The show didn't air in my city this evening, however, I would like to share my appreciation for Ms. Bikel continuing to do the work she does. I am working on a wrongful conviction case
WWW.FreeMayo.COM and it's not often that the public gets to see the truth of these cases.
This was reveting, insightful, provocative, and very troubling. These facts that police officers, investigators, and prosecutors will lie under oath and create false evidence to frame the innocent makes the term Criminal Justice seem like an oxymoron. Although I will probably not sleep well tonight because of it, thank you for another excellent report.
This was the most in depth program I've ever witnessed on any television program. While viewing the program, I began to think of the long hours I worked as a counselor for a workfurlough program in Long Beach Calif. Volunteers of Aamerica, a Non-Profit organization in which the California Dept. of Corrections contracts. The whole idea is to create a smooth transition of the inmates back into the community, and to bridge any gaps made to family and friends. The Inmates I worked with, have no idea of the blessings they were afforded in contrast to the lives of the men who were truly innocent. Your program," Burden of Innocence" truly cleared my mind of any guilt I held for not being succesful in convincing the inmates in the program to turn their lives around.

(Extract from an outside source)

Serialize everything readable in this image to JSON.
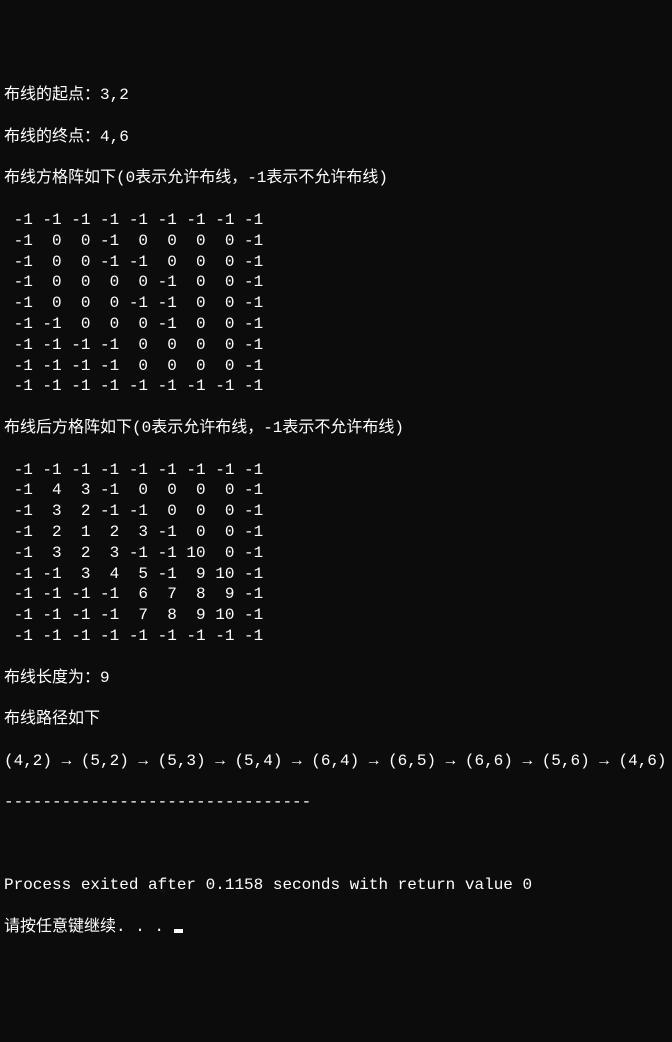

New Orleans, Louisisana
I wasn't lucky enough to have anyone take up my cause or case... As a result, I served just over 15 years before being paroled, and never was exonerated notwithstanding that it was, is, and always will be that I too was/am innocent of the charges.
I was 29 when locked up and in my mid-40's when released. My third decade of life was stolen from me. After successful parole, I have been "restored" according to the State.
I was locked up in Washington State, but paroled back home to Georgia. I am white, and I did have some emotional and financial support awaiting me back here in Georgia. I did one other thing that MOST men in prison don't--I saved every penny I could from the various $0.30/hr jobs and sent it out to be held for me. As a result, I suppose I have successfully "re-entered" society, but the emotional scars and the nightmares and the psychological trauma the interviewees on your program spoke of are very real for me. I get cold sweats when I see a police officer, I distrust almost everyone "in authority", I have no faith in the possibility of a meaningul relationship, and it seems I just go through the motions of day-to-day life.
And yes, there have been many times--a decent apartment, job, and fair amount of money in the bank notwithstanding--that I've felt it would be easier and even better if I was back in prison.
I didn't hear any of the men mention this term, but "institutionalization" is VERY real. Life is so easy when someone else is doing all the decision making for you when to wake, when to eat, when to sleep, etc.--when someone else is in total control and I just have to be there.
I could say so much more, and while your program did say much more, it left out the biggest conclusion--being locked up, having your life sucked dry for something you did not do--no one, NO ONE, can begin to fully understand unless you've been there.
Atlanta area, GA